> [Prompt] State how many lines of the data below hold the string "screenshot", giving nothing but the number.

App and web page records
========

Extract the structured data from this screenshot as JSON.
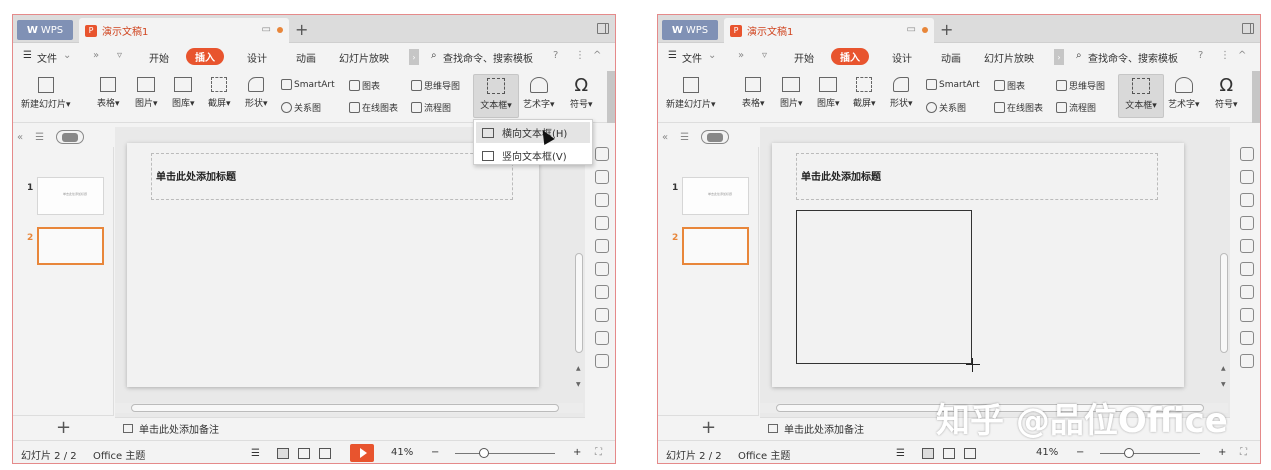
{
  "app": {
    "brand_tab": "WPS",
    "doc_tab": "演示文稿1",
    "new_tab_plus": "+"
  },
  "menu": {
    "file": "文件",
    "more": "»",
    "dropdown_arrow": "▿",
    "tabs": [
      "开始",
      "插入",
      "设计",
      "动画",
      "幻灯片放映"
    ],
    "active_tab": "插入",
    "search": "查找命令、搜索模板",
    "help": "?",
    "options": "⋮",
    "collapse": "^"
  },
  "ribbon": {
    "new_slide": "新建幻灯片",
    "table": "表格",
    "picture": "图片",
    "gallery": "图库",
    "screenshot": "截屏",
    "shape": "形状",
    "smartart": "SmartArt",
    "chart": "图表",
    "relation": "关系图",
    "online_chart": "在线图表",
    "mindmap": "思维导图",
    "flowchart": "流程图",
    "textbox": "文本框",
    "wordart": "艺术字",
    "symbol": "符号",
    "symbol_glyph": "Ω"
  },
  "dropdown": {
    "items": [
      "横向文本框(H)",
      "竖向文本框(V)"
    ]
  },
  "slides_panel": {
    "collapse": "«",
    "slides": [
      {
        "number": "1",
        "thumb_text": "单击此处添加标题"
      },
      {
        "number": "2",
        "thumb_text": ""
      }
    ],
    "add": "+"
  },
  "editor": {
    "title_placeholder": "单击此处添加标题",
    "notes_placeholder": "单击此处添加备注"
  },
  "status": {
    "slide_counter": "幻灯片 2 / 2",
    "theme": "Office 主题",
    "zoom": "41%",
    "zoom_minus": "−",
    "zoom_plus": "+"
  },
  "watermark": "知乎 @品位Office",
  "colors": {
    "accent": "#e8542e",
    "wps_tab": "#8091b5",
    "frame": "#e58a8a"
  }
}
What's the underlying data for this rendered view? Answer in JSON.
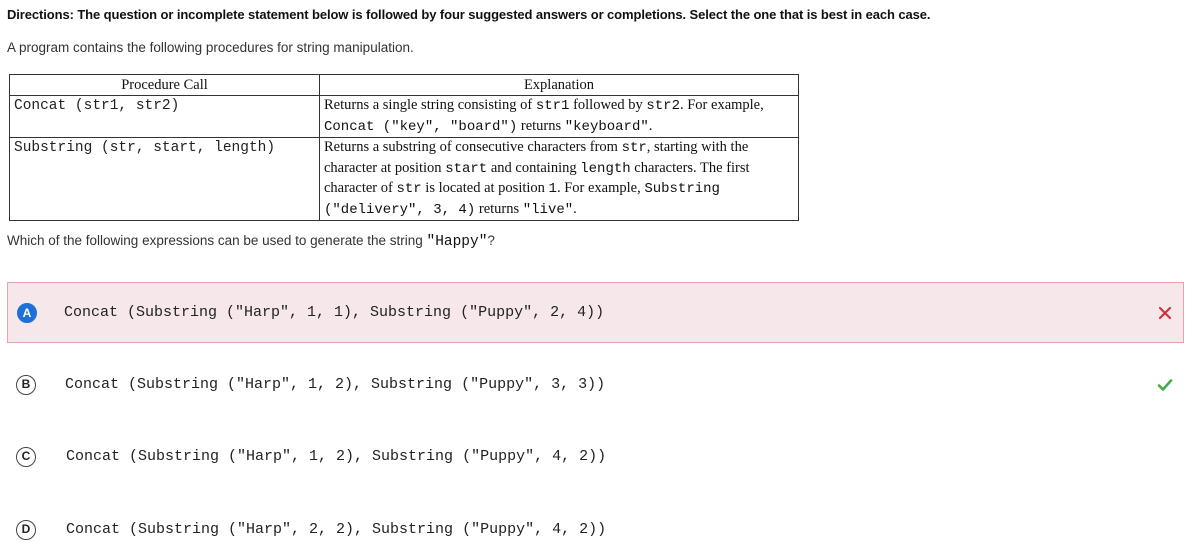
{
  "directions": "Directions: The question or incomplete statement below is followed by four suggested answers or completions. Select the one that is best in each case.",
  "intro": "A program contains the following procedures for string manipulation.",
  "table": {
    "headers": [
      "Procedure Call",
      "Explanation"
    ],
    "rows": [
      {
        "call": "Concat (str1, str2)",
        "expl": {
          "t1": "Returns a single string consisting of ",
          "c1": "str1",
          "t2": " followed by ",
          "c2": "str2",
          "t3": ". For example, ",
          "c3": "Concat (\"key\", \"board\")",
          "t4": " returns ",
          "c4": "\"keyboard\"",
          "t5": "."
        }
      },
      {
        "call": "Substring (str, start, length)",
        "expl": {
          "t1": "Returns a substring of consecutive characters from ",
          "c1": "str",
          "t2": ", starting with the character at position ",
          "c2": "start",
          "t3": " and containing ",
          "c3": "length",
          "t4": " characters. The first character of ",
          "c4": "str",
          "t5": " is located at position ",
          "c5": "1",
          "t6": ". For example, ",
          "c6": "Substring (\"delivery\", 3, 4)",
          "t7": " returns ",
          "c7": "\"live\"",
          "t8": "."
        }
      }
    ]
  },
  "question": {
    "prefix": "Which of the following expressions can be used to generate the string ",
    "code": "\"Happy\"",
    "suffix": "?"
  },
  "choices": [
    {
      "letter": "A",
      "code": "Concat (Substring (\"Harp\", 1, 1), Substring (\"Puppy\", 2, 4))",
      "status": "incorrect",
      "selected": true
    },
    {
      "letter": "B",
      "code": "Concat (Substring (\"Harp\", 1, 2), Substring (\"Puppy\", 3, 3))",
      "status": "correct",
      "selected": false
    },
    {
      "letter": "C",
      "code": "Concat (Substring (\"Harp\", 1, 2), Substring (\"Puppy\", 4, 2))",
      "status": "none",
      "selected": false
    },
    {
      "letter": "D",
      "code": "Concat (Substring (\"Harp\", 2, 2), Substring (\"Puppy\", 4, 2))",
      "status": "none",
      "selected": false
    }
  ],
  "colors": {
    "selected_badge": "#1f6fd6",
    "incorrect_mark": "#d0323f",
    "correct_mark": "#3fae49",
    "incorrect_bg": "#f6e8ea"
  },
  "icons": {
    "incorrect": "x-icon",
    "correct": "check-icon"
  }
}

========

> [Result below] 2